AUBURN ESTABLISHES NATIONAL EGG PROCESSING CENTER
AUBURN, Ala. -- A national research center aimed at ensuring that table eggs are safe for consumers and that the $4.9 billion U.S. egg industry continues to thrive has been established at Auburn University.
The newly created National Egg Processing Center is a joint effort involving scientists at Auburn University, Clemson University, North Carolina State University, Purdue University, the University of Georgia, the University of Arkansas and the Egg Safety and Quality Research Unit of the U.S. Department of Agriculture's Agricultural Research Service in Athens, Ga.
Through this collaboration, the center will leverage egg-related research and outreach programs at each of the partner institutions, drawing on the different strengths and areas of expertise each has that are critical to sustaining the nation's egg industry.

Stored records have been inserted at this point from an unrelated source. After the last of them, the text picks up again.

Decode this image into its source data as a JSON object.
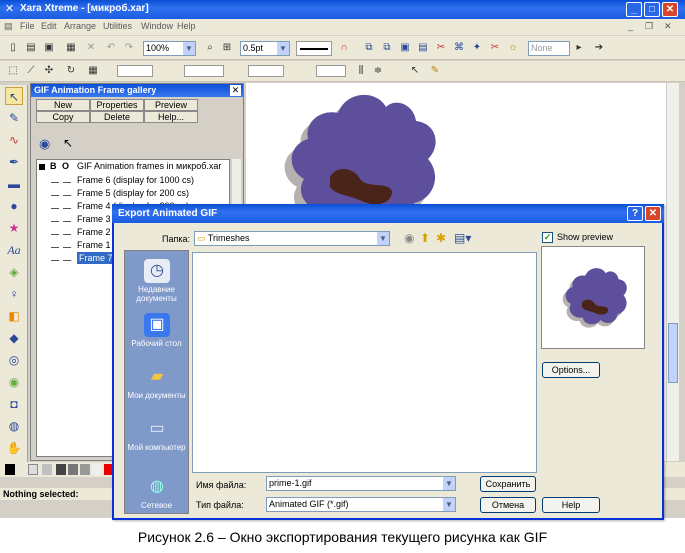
{
  "colors": {
    "xp_title": "#0a4fd6",
    "close_red": "#d8462a",
    "blob_fill": "#5d4f9b",
    "blob_mouth": "#4a2418",
    "selection": "#316ac5"
  },
  "app": {
    "title": "Xara Xtreme - [микроб.xar]",
    "menu": [
      "File",
      "Edit",
      "Arrange",
      "Utilities",
      "Window",
      "Help"
    ],
    "zoom": "100%",
    "line_width": "0.5pt",
    "none_combo": "None"
  },
  "gallery": {
    "title": "GIF Animation Frame gallery",
    "buttons": [
      "New",
      "Properties",
      "Preview",
      "Copy",
      "Delete",
      "Help..."
    ],
    "header_b": "B",
    "header_o": "O",
    "header_text": "GIF Animation frames in микроб.xar",
    "frames": [
      "Frame 6 (display for 1000 cs)",
      "Frame 5 (display for 200 cs)",
      "Frame 4 (display for 200 cs)",
      "Frame 3 (",
      "Frame 2 (",
      "Frame 1 (",
      "Frame 7 ("
    ],
    "selected_frame_index": 6
  },
  "status": {
    "text": "Nothing selected:"
  },
  "dialog": {
    "title": "Export Animated GIF",
    "folder_label": "Папка:",
    "folder_value": "Trimeshes",
    "places": [
      "Недавние документы",
      "Рабочий стол",
      "Мои документы",
      "Мой компьютер",
      "Сетевое"
    ],
    "filename_label": "Имя файла:",
    "filename_value": "prime-1.gif",
    "filetype_label": "Тип файла:",
    "filetype_value": "Animated GIF (*.gif)",
    "save_button": "Сохранить",
    "cancel_button": "Отмена",
    "help_button": "Help",
    "options_button": "Options...",
    "show_preview_label": "Show preview",
    "show_preview_checked": true
  },
  "caption": "Рисунок 2.6 – Окно экспортирования текущего рисунка как GIF"
}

"A university-based center can provide the expertise to address emerging issues, food safety and security threats," said center director and AU poultry science professor Patricia Curtis. "This center can help support the economically important egg industry while also ensuring that the eggs we rely on continue to be safe, healthful and delicious."
Auburn University proved to be an ideal location for the multidisciplinary center, in part because Alabama is a hub of poultry production but also because of the egg expertise located at Auburn and its collaboration with other member institutions, said Curtis, adding that efforts are under way to identify and recruit world-class scientists to conduct applied research on a wide range of egg processing and production issues.
Amid soaring production costs and a woeful economy, the egg industry's need for such a center has never been greater. The center's scientists will work to enhance efficiency, safety and quality of shell eggs and egg products, provide educational training programs and customized workshops focused on egg-related topics and provide additional egg-related courses in agricultural college curriculum.
"Keeping the egg industry competitive and productive in this global economy will help sustain and possibly improve the economic well-being of egg-producing states and also ensure that consumers worldwide continue to have access to safe, healthy and affordable eggs and egg products," said Curtis.
Specific research-related issues that the center will address in the next 12 to 24 months include evaluating the feasibility of using cold water to wash shell eggs, determining the impact of specific added ingredients on the pasteurization temperature of liquid eggs and identifying production-related factors that impact egg functionality.
In addition to research, the center plans to maintain an extensive Web-based technological information resource for the industry and provide a national clearinghouse and repository for advanced egg technology. It also will provide direct, on-going education through industry-targeted short courses, Webinars and seminars; develop and disseminate technical literature; and work to expand and increase partnerships and relationships with industry, government and other universities.
An Egg Advisory Council, made up of egg company and allied industry representatives will identify critical issues that the center's research, outreach and teaching efforts should address.
For more information on the center, contact Curtis at (334) 844-2639 or Pat_Curtis@auburn.edu, or please visit the center's Web site at www.ag.auburn.edu/nepc.